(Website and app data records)

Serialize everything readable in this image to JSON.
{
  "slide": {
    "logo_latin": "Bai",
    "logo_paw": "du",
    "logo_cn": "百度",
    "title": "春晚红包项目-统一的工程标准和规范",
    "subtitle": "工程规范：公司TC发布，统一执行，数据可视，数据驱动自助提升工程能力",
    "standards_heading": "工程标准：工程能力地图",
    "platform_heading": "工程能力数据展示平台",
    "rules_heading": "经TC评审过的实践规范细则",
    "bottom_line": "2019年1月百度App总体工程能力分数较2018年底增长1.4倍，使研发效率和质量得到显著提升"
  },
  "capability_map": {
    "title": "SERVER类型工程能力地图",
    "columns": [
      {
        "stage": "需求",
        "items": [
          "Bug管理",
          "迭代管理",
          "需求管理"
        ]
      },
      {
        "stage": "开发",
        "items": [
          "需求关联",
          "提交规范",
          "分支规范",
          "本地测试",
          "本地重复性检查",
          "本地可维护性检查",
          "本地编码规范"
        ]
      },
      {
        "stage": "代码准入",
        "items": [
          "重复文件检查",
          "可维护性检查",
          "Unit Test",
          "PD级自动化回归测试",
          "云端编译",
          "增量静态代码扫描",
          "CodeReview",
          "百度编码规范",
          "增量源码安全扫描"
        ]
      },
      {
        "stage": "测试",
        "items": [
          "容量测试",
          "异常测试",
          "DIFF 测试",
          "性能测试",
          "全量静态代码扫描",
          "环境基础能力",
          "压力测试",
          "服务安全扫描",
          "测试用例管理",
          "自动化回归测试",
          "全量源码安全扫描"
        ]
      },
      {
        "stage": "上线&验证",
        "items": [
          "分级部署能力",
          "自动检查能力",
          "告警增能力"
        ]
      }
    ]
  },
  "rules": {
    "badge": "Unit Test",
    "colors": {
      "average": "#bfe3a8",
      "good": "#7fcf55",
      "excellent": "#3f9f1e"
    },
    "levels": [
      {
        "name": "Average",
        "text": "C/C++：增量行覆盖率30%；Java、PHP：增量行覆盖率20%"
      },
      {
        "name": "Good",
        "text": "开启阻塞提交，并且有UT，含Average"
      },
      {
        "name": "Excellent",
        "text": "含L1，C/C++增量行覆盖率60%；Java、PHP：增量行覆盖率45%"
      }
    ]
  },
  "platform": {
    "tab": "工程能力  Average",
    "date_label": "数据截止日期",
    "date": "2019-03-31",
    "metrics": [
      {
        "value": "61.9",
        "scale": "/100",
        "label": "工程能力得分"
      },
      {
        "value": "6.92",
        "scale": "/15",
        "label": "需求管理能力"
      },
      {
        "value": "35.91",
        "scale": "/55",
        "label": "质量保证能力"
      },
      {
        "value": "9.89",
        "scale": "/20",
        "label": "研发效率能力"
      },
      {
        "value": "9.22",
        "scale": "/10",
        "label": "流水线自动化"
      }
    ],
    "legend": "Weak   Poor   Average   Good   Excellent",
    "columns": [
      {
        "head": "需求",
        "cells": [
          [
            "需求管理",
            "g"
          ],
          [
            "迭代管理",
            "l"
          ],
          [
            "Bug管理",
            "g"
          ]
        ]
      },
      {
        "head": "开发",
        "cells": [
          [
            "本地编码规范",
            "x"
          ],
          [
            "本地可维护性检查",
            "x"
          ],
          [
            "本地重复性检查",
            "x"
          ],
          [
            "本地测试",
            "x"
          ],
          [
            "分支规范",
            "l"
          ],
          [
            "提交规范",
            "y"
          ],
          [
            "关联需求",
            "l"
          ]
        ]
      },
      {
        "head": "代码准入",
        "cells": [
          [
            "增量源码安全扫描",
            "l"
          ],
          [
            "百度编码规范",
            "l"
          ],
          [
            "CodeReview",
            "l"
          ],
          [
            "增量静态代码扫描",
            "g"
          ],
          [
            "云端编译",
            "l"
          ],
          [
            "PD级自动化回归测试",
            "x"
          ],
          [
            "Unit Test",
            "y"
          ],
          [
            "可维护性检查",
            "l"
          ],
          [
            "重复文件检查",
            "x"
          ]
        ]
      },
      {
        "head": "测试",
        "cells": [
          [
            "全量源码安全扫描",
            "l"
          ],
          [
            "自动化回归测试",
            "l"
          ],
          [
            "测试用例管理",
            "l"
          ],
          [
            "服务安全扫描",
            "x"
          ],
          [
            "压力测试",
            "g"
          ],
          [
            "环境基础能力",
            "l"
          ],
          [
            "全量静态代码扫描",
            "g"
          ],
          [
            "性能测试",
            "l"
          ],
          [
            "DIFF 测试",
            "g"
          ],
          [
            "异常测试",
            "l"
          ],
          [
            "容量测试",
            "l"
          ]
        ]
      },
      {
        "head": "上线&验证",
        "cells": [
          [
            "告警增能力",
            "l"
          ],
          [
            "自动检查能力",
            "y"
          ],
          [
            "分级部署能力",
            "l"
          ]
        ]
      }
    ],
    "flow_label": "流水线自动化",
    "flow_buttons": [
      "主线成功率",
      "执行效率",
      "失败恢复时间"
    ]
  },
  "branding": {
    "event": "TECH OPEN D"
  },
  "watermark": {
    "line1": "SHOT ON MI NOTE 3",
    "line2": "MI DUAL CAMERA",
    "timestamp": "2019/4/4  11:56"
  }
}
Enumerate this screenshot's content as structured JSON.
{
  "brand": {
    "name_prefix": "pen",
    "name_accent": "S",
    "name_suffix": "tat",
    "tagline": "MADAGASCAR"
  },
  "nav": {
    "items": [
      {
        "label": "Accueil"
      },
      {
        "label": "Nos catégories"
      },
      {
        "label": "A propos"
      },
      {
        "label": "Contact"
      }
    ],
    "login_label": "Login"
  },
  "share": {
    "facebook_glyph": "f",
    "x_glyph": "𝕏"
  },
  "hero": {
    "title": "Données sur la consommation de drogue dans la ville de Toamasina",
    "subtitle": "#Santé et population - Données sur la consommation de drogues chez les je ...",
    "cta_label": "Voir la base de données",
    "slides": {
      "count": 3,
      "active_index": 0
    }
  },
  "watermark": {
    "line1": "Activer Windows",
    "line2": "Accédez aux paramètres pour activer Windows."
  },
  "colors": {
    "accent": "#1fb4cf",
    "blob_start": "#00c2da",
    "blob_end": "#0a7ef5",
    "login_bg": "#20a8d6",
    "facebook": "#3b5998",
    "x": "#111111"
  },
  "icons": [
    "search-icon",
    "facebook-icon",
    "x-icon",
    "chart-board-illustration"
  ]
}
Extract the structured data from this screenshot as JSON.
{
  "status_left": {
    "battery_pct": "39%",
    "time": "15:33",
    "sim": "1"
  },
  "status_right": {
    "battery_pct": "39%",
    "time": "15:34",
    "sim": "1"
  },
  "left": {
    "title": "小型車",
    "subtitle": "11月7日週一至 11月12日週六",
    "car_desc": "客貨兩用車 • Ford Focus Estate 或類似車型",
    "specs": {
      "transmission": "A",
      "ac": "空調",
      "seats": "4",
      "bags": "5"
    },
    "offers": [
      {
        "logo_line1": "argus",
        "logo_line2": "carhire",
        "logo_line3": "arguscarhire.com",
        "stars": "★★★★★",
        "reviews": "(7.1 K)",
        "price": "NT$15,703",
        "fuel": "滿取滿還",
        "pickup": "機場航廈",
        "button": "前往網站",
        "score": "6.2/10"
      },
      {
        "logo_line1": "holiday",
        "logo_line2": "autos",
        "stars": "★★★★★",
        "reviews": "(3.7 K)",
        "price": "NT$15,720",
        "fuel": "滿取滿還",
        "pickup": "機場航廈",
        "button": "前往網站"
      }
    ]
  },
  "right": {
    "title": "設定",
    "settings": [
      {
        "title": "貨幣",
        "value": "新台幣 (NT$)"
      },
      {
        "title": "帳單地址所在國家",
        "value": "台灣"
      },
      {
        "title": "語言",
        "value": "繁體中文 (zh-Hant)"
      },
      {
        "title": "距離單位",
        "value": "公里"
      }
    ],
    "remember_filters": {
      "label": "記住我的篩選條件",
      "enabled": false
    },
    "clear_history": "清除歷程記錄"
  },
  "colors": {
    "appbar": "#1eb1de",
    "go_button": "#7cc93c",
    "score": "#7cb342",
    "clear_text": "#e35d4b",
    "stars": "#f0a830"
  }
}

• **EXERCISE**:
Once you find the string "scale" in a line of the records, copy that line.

• **TASK OUTPUT**:
        "scale": "/100",
        "scale": "/15",
        "scale": "/55",
        "scale": "/20",
        "scale": "/10",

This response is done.